Thank you for your GREAT responses to the middle school author whose email I shared on the topic of writing even when you are afraid. If you’ve ever struggled with this challenge, check out some of this great wisdom from the comments…
The first book is written and going out into the world; how will the second book measure up? What if I lose the momentum? Or worse– the magic? And yet when I actually sit down to write, after a few minutes, I forget about the fear and am just writing again. I used to feel it when painting murals, too– when you do well, how do you continue to measure up? And I think the answer is just that you do what you do, and when you get into the creative flow, the fear falls away.
Jo Knowles shared thoughts on "Listening to the Battle Cry" recently in this blog post.
My wise friend Cindy Potts shared her beautiful thoughts on fear and writing, too…
The fear is the point. You can not do this without the fear, and here’s why:
Right now, you are the only person who can see your story. It exists only for you — no one who isn’t inside your head can know it. We can’t see it, hear it, imagine it, know it — until you give it to us, with your words, your story.
What a tremendous responsibility. What a burden. Of course you’re scared. Think of every fairy tale you’ve ever read: the hero/heroine sets off on an epic journey because they HAVE to, there’s something they MUST do, because no one else can do it and it must be done. Along the way, they accomplish amazing things, but in any tale worth its salt, they’re also afraid. They’re afraid of the perils they face, but more than that, they’re afraid of not fulfilling that responsibility, of not doing the thing that they must do. That’s why they keep going — and that’s why you’ll keep writing.
You see, being a writer is a very heroic thing. You’ve got this story, this vision, and you would have the world know it. Of course you’re afraid – that fear is there to remind you that you’re the only person who can do this, you’re the key to the hidden country, the portal to the world beyond. You are the person who can do this and you are the person who must do this.

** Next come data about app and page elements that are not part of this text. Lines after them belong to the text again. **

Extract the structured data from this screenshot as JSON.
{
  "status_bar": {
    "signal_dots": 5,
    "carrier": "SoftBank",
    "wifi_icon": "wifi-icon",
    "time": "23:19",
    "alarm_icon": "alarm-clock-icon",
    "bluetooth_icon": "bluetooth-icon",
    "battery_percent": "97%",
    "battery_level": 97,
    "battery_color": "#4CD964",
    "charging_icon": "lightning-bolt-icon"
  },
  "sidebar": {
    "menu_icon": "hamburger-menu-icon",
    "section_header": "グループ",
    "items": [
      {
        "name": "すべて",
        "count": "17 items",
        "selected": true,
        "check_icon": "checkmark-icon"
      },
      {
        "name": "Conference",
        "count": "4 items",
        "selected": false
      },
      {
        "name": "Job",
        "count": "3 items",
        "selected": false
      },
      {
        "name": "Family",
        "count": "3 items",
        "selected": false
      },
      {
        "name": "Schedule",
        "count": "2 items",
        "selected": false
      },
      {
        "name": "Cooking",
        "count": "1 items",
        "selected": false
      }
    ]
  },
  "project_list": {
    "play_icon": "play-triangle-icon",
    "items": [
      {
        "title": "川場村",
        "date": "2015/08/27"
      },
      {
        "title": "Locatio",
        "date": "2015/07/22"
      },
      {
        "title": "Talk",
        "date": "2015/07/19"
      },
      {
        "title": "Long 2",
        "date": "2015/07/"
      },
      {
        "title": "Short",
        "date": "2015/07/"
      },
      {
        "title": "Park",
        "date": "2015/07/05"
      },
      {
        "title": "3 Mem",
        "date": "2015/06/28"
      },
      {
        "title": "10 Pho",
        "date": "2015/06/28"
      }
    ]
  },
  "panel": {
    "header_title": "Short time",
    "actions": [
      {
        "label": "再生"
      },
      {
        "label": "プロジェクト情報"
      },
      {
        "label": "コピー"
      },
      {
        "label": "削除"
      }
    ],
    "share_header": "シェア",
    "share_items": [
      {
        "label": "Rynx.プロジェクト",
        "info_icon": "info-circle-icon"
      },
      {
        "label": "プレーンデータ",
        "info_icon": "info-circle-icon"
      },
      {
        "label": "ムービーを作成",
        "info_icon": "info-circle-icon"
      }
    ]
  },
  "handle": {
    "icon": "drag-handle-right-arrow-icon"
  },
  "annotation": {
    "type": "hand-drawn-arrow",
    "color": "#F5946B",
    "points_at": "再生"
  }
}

In time, that grows to be a wonderful thing. It will define you as a storyteller, giving you even more access and insight into your stories. Not everyone has this fear; it is a very special sort of thing. Welcome the fear and learn to make it work for you: it will be your companion all the way to greatness.
And Chris Tebbetts recommended this book, ART & FEAR by David Bayles and Ted Orland, which I haven’t read yet.
…but I’m going to order it because when Chris suggested it, several other really smart writer-folks jumped in and said, "YES! That one! Read that book; it is excellent."
There were many more great comments, and you can read them here at the original post if you’d like more ideas on dealing with fear as we write…or just a reassurance that we’re all in this together. Sometimes, I think, that helps most of all.